▶ [Task item]
Some lines below hold "items". Pick them out and copy them.

===== Recorded data =====

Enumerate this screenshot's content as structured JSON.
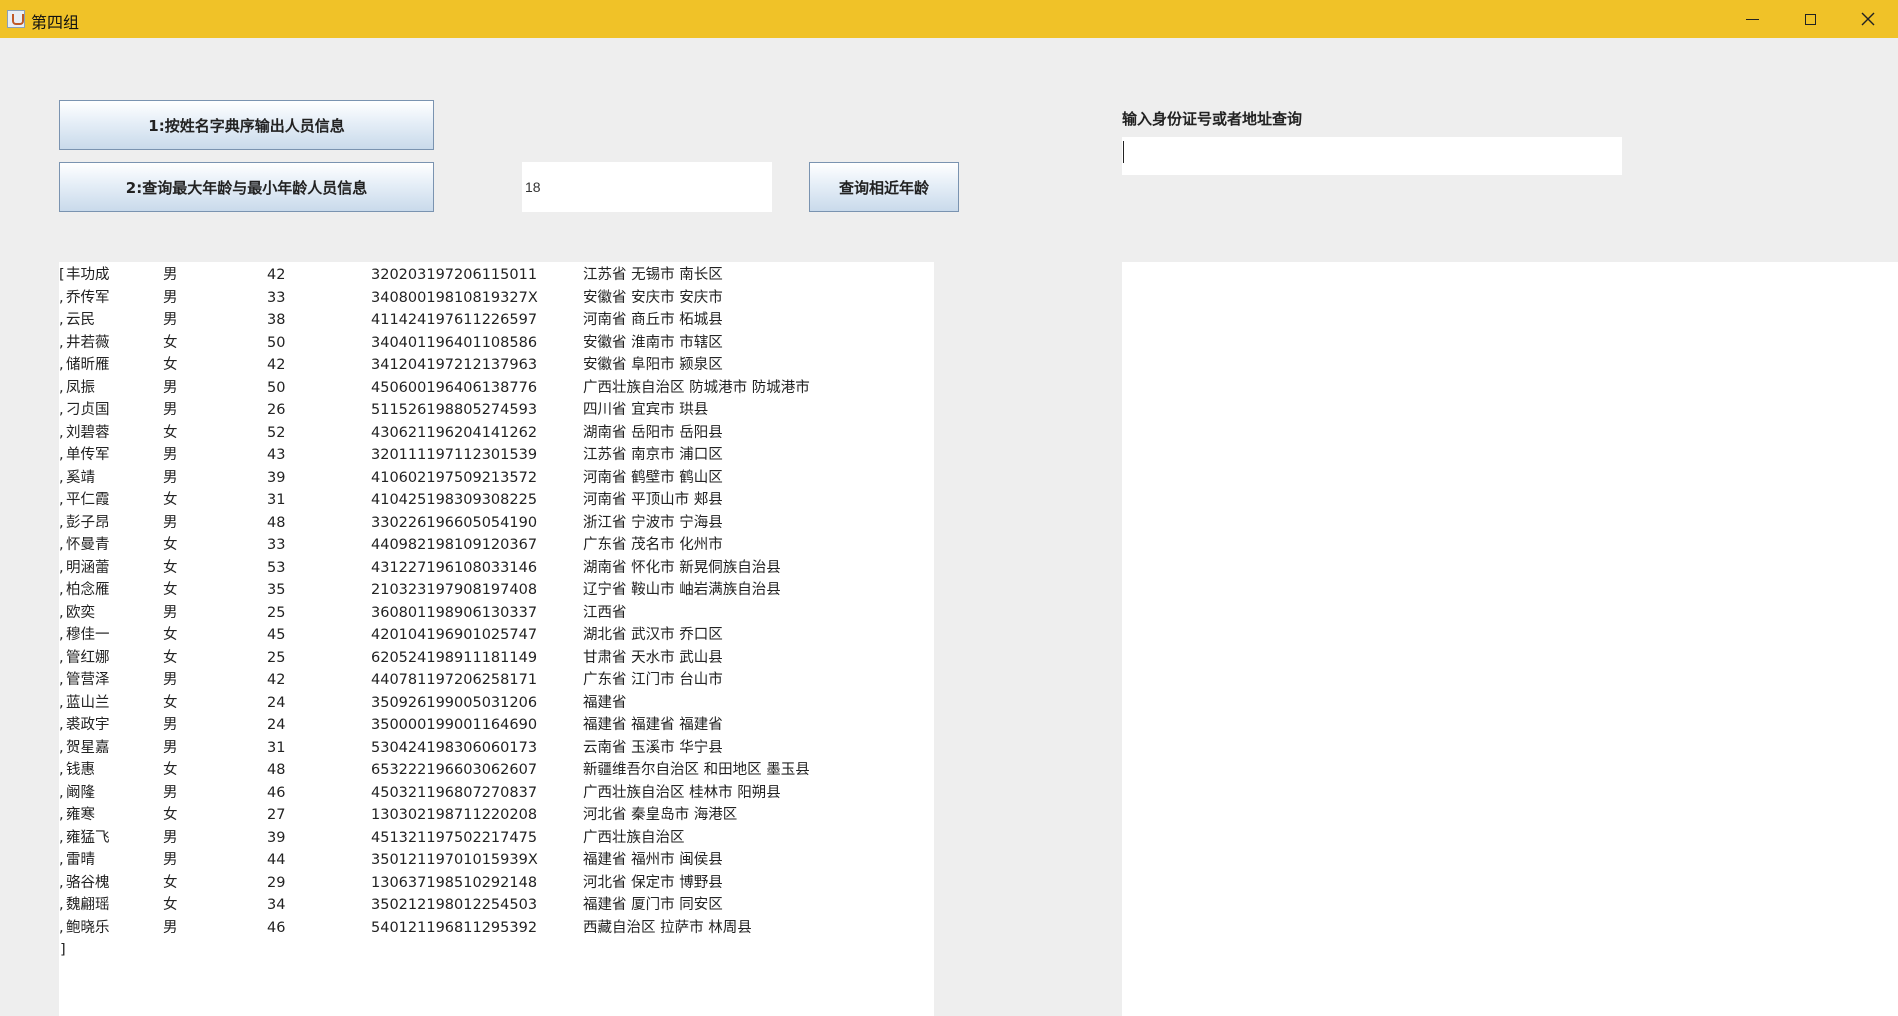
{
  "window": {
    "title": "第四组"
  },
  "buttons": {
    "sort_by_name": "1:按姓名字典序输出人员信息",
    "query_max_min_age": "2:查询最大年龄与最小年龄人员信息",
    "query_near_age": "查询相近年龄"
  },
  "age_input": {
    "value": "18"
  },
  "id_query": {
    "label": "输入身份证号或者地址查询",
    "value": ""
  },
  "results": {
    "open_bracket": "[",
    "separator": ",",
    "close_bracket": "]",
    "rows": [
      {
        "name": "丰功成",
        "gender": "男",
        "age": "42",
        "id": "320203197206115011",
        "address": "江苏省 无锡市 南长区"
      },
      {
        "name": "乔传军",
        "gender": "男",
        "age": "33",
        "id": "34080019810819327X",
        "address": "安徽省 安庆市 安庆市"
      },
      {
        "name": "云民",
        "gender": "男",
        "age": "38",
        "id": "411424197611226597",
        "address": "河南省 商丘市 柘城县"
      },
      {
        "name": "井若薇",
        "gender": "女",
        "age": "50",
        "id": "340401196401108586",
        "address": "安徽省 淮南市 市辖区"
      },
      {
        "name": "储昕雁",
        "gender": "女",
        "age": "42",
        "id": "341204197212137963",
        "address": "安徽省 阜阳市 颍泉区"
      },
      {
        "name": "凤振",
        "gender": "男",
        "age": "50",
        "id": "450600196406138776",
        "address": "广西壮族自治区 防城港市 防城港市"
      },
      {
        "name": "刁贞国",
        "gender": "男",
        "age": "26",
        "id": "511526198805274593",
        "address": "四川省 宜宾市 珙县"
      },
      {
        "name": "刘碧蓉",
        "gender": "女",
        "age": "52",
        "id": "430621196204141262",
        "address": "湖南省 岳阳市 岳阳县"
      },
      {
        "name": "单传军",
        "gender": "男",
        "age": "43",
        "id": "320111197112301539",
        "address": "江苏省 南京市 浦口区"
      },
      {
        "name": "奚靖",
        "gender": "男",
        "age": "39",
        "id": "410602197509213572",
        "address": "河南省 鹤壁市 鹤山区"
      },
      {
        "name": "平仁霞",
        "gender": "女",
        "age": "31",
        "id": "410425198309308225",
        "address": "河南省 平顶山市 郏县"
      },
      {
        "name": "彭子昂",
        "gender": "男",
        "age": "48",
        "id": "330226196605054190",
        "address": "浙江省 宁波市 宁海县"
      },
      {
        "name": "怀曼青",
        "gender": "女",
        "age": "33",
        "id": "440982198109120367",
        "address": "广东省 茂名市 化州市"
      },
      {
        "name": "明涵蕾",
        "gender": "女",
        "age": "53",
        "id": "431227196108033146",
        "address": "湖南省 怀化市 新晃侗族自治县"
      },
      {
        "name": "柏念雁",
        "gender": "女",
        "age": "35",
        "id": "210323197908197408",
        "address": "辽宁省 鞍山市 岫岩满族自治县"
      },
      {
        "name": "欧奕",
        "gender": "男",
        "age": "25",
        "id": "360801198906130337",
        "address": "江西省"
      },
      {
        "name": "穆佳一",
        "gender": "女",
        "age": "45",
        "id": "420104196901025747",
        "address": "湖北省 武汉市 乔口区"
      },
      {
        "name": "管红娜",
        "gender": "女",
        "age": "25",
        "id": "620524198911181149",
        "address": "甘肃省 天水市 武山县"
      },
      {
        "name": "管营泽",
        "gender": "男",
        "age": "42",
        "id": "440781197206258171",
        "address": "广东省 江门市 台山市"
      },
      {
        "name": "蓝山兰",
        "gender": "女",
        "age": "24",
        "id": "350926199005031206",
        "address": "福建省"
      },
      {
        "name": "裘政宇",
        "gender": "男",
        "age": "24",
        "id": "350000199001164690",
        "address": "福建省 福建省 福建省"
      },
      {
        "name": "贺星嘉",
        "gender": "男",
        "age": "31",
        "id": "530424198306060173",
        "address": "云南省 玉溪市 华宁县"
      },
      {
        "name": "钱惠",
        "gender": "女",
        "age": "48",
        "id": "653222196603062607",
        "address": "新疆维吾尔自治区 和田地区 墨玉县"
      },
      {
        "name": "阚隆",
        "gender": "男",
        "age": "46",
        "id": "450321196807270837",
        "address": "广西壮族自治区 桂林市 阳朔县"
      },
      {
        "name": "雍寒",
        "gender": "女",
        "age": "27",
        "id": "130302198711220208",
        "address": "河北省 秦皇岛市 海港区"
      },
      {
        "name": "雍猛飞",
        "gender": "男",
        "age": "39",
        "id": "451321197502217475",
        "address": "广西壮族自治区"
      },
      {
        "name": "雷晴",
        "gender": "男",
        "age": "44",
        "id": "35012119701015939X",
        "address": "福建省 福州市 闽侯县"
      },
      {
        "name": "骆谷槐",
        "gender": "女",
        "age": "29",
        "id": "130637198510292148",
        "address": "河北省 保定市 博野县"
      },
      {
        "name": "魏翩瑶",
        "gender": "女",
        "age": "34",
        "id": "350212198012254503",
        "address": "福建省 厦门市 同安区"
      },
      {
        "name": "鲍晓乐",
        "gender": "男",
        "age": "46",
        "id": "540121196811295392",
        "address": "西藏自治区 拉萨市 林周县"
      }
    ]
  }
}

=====
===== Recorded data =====

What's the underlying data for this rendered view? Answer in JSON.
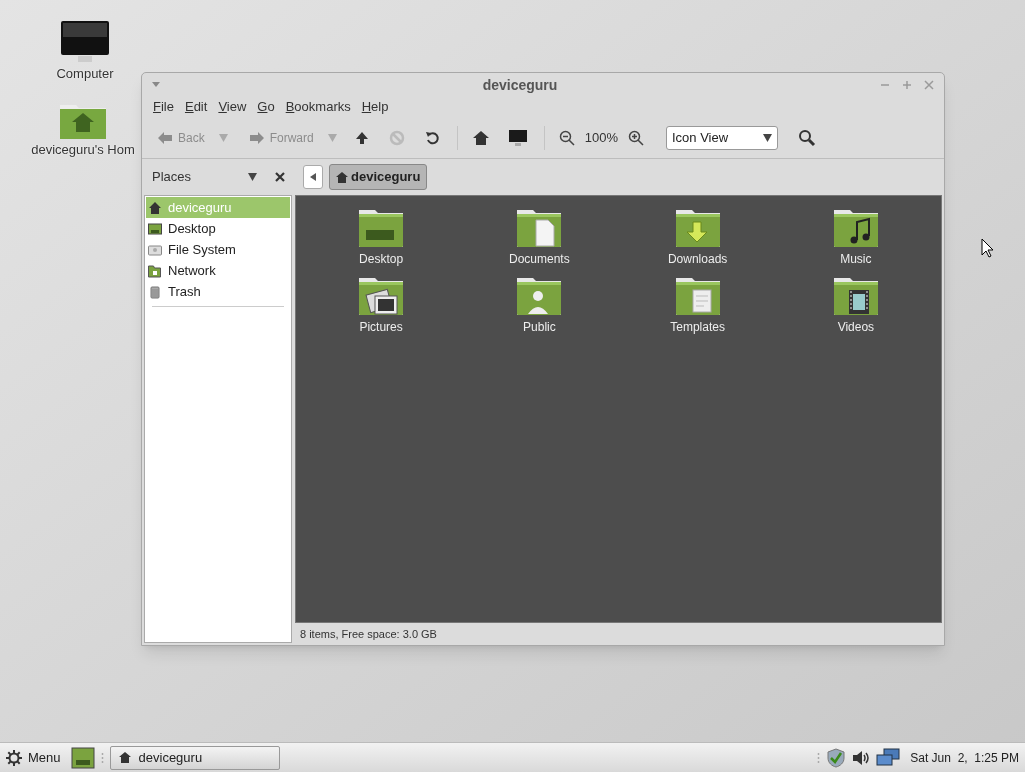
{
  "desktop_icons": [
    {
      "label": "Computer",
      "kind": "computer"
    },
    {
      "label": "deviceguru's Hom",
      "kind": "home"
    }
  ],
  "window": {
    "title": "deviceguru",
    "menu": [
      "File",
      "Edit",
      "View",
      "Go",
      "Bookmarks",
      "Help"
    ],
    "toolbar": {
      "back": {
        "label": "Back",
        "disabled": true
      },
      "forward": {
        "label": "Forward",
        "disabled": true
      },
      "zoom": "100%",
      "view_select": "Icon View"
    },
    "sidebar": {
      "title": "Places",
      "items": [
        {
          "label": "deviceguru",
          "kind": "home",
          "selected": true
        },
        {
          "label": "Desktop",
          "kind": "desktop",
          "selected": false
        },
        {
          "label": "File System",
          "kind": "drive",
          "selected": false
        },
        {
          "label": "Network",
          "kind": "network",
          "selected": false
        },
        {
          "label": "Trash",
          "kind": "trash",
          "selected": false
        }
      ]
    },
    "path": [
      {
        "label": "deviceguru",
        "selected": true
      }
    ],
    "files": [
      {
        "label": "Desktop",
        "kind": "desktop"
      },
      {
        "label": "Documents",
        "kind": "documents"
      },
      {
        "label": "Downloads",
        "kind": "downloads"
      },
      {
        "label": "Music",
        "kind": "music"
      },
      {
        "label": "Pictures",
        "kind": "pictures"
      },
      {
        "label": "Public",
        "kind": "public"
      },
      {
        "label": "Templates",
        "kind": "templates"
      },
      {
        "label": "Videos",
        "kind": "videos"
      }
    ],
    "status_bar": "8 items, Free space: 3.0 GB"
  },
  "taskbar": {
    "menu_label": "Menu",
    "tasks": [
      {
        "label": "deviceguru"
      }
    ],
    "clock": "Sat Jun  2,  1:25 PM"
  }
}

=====

▶ [Answer to this exercise]
      "items": [
    "status_bar": "8 items, Free space: 3.0 GB"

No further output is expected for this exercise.